**WORK INSTRUCTIONS:**
Lines containing "icon" should be pulled from the material below.

====

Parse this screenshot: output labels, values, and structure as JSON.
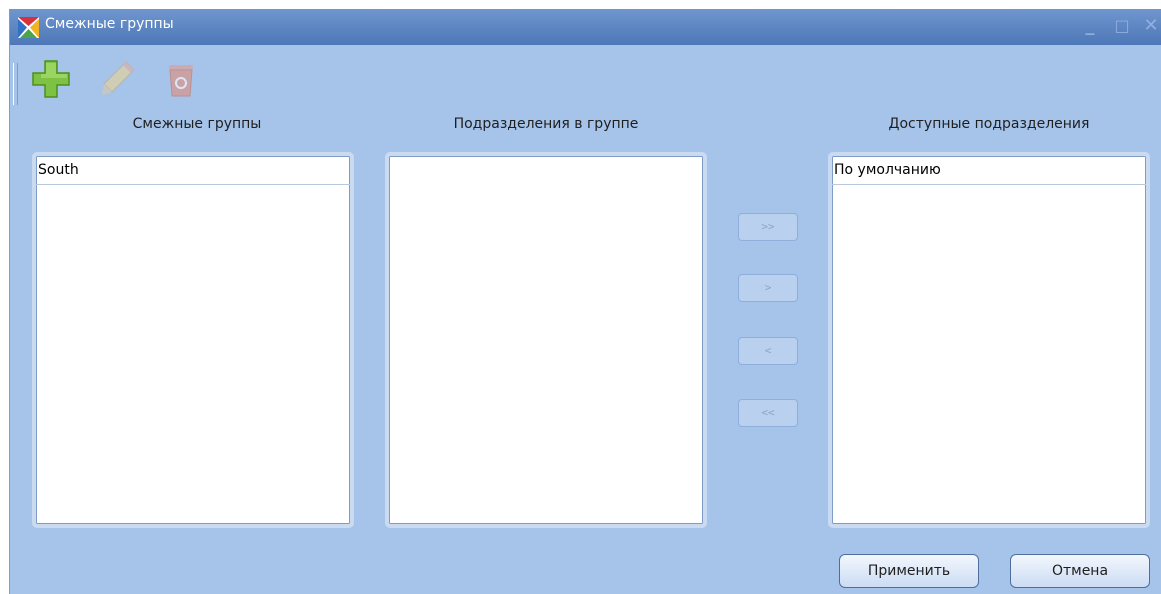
{
  "window": {
    "title": "Смежные группы",
    "minimize_glyph": "_",
    "maximize_glyph": "□",
    "close_glyph": "✕"
  },
  "toolbar": {
    "items": [
      {
        "icon": "add-icon",
        "enabled": true
      },
      {
        "icon": "edit-pencil-icon",
        "enabled": false
      },
      {
        "icon": "recycle-bin-icon",
        "enabled": false
      }
    ]
  },
  "columns": {
    "groups_label": "Смежные группы",
    "in_group_label": "Подразделения в группе",
    "available_label": "Доступные подразделения"
  },
  "lists": {
    "groups": [
      "South"
    ],
    "in_group": [],
    "available": [
      "По умолчанию"
    ]
  },
  "transfer": {
    "add_all": ">>",
    "add_one": ">",
    "remove_one": "<",
    "remove_all": "<<"
  },
  "buttons": {
    "apply": "Применить",
    "cancel": "Отмена"
  },
  "colors": {
    "window_bg": "#a6c4ea",
    "titlebar": "#4d77b7",
    "add_green": "#7dc242"
  }
}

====

**YOUR RESPONSE:**
        "icon": "add-icon",
        "icon": "edit-pencil-icon",
        "icon": "recycle-bin-icon",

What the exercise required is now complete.